Hauptwerk loads all samples in the computer's RAM, with several loading options available according to your computer's specification. For wet sample sets offering built-in long reverberation, most of the RAM usage is due to the release samples. If you have convolution or other reverberation technology available, less RAM and polyphony will allow you to load and play the full organ. If you have more RAM, you can load the full organ with the release samples and enjoy the original sound. We recommend using Hauptwerk's built-in lossless memory compression to reduce the loading size. Below we have summarised the RAM requirements with their corresponding quality options.
|RAM requirements for the Heppenheim organ
||Full organ, 43 stops
||250 ms (all)
||Full organ, 43 stops
|For convolution reverb
||120 ms (single)
||All 43 stops
*The Required RAM column above is the memory requirement that also includes Hauptwerk*'s own memory consumption, so this represents the RAM the sample set and Hauptwerk* together will use, but some additional RAM may be required for the operating system itself, (not included in these figures). The measures were obtained on a Windows-based computer. The Computer RAM column shows a recommendation on the amount of RAM your computer should have as a minimum for a given loading setup assuming that some additional RAM is used by the operating system. This value might be different for each case so we recommend the maximum possible amount of RAM installable in your computer for this sample set, except if you are working with external reverberation or in a dry acoustic environment. Also note that on the Mac you may require more RAM in the computer than the value indicated above, due to the Mac OSX RAM allocation behaviour. Also note that Windows is capable of loading more content than your available RAM, loading (paging) the additional sample data to your hard drive, reading it once the sound is needed (played). In some cases this will cause glitches in the sound when played in real time since the hard drive is slower to access than the computer's RAM, but makes the full library usable in offline music composition and recording even if you do not have the required amount of RAM.

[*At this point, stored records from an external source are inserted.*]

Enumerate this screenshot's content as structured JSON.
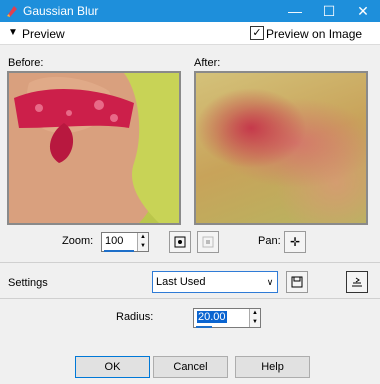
{
  "window": {
    "title": "Gaussian Blur",
    "minimize": "—",
    "maximize": "☐",
    "close": "✕"
  },
  "preview_section": {
    "label": "Preview",
    "preview_on_image_label": "Preview on Image",
    "preview_on_image_checked": true
  },
  "before": {
    "label": "Before:"
  },
  "after": {
    "label": "After:"
  },
  "zoom": {
    "label": "Zoom:",
    "value": "100"
  },
  "pan": {
    "label": "Pan:"
  },
  "settings": {
    "label": "Settings",
    "selected": "Last Used"
  },
  "radius": {
    "label": "Radius:",
    "value": "20.00"
  },
  "buttons": {
    "ok": "OK",
    "cancel": "Cancel",
    "help": "Help"
  },
  "colors": {
    "titlebar": "#1e8fdb",
    "accent": "#1e6fc9"
  }
}
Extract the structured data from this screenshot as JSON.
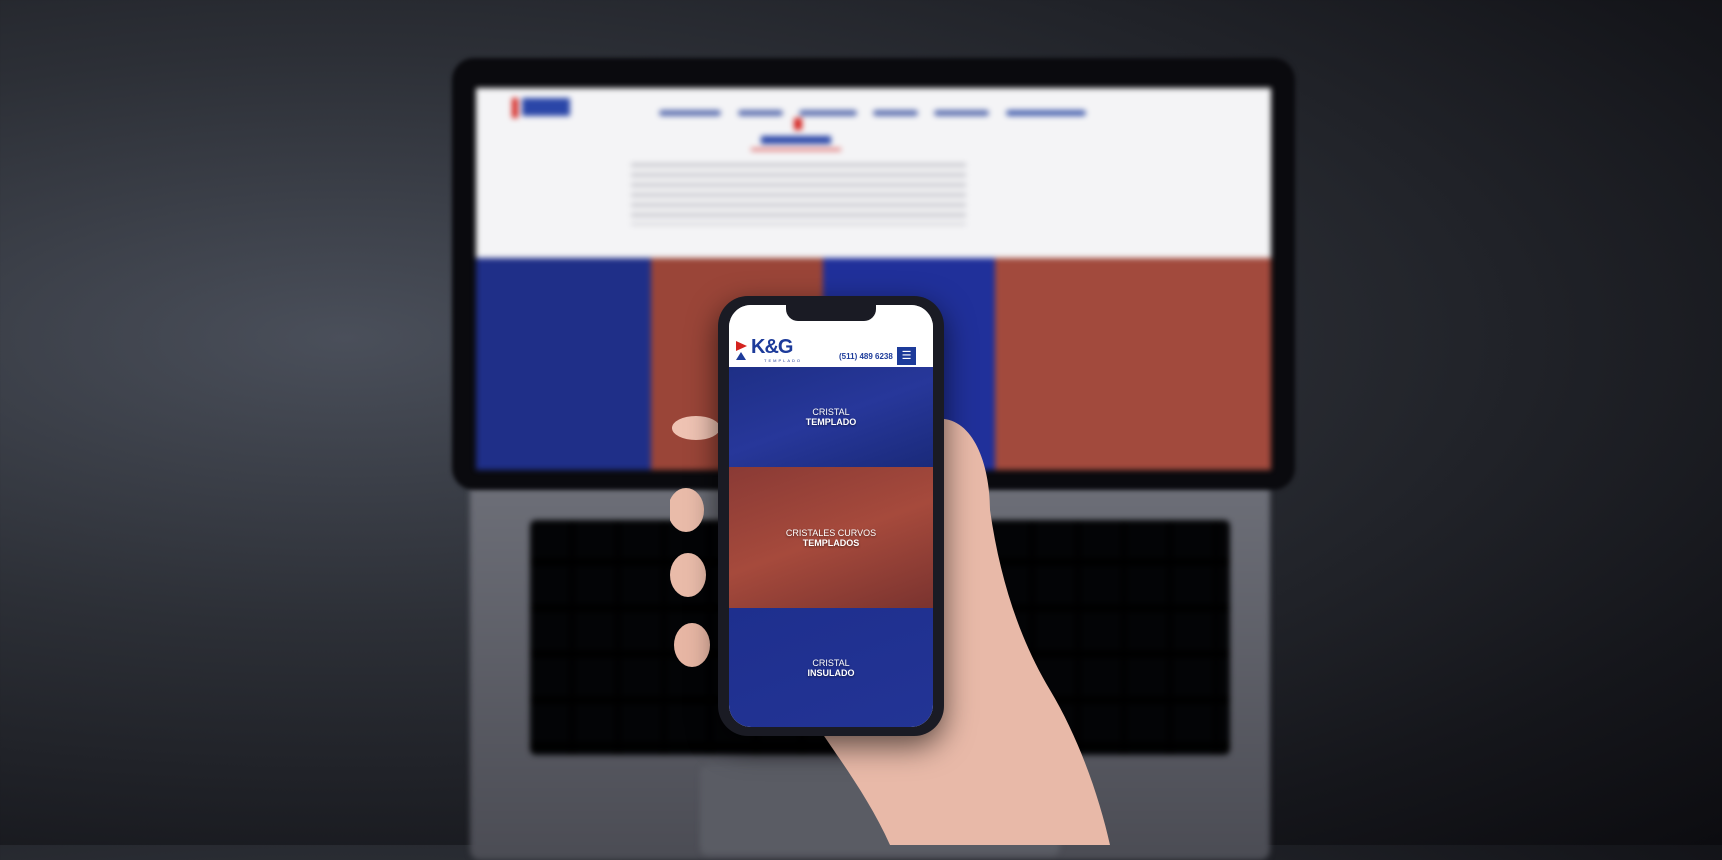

Hauptwerk 3 and 4 platforms
- Hauptwerk USB key required for the operation of the sample set (not included with the sample set, but supplied with Hauptwerk v3/v4)
- No license update procedure is needed to use this sample set
This sample set comes in an encrypted format compatible with Hauptwerk v3 and v4 versions. Both the full and the Trial editions of the sample set require the presence of a Hauptwerk v3/v4 USB key (dongle).
Inspired Acoustics will provide you with a unique serial number allowing you to access the downloads and updates to this sample set. This serial number is a unique key for your product identifying your purchase and legitimate use, so please store it in a secure location.
Modification or disassembling the contents of this sample set through the CODM interface of Hauptwerk is not supported since the variety of functions, the large number of couplers and manuals, and the availability of the sample set's certain special features already offers most of the functions the CODM interface may offer. The complexity of the Organ Definition File shipping with this sample set is uniquely high and building custom variants requires a certain amount of special expertise. Legally, the end-user license of this sample set is permitting using the samples as a whole, as they ship. If you are planning a custom or commercial application that requires a different setup what this sample set offers out-of-the-box, please contact us for making a customized version for you.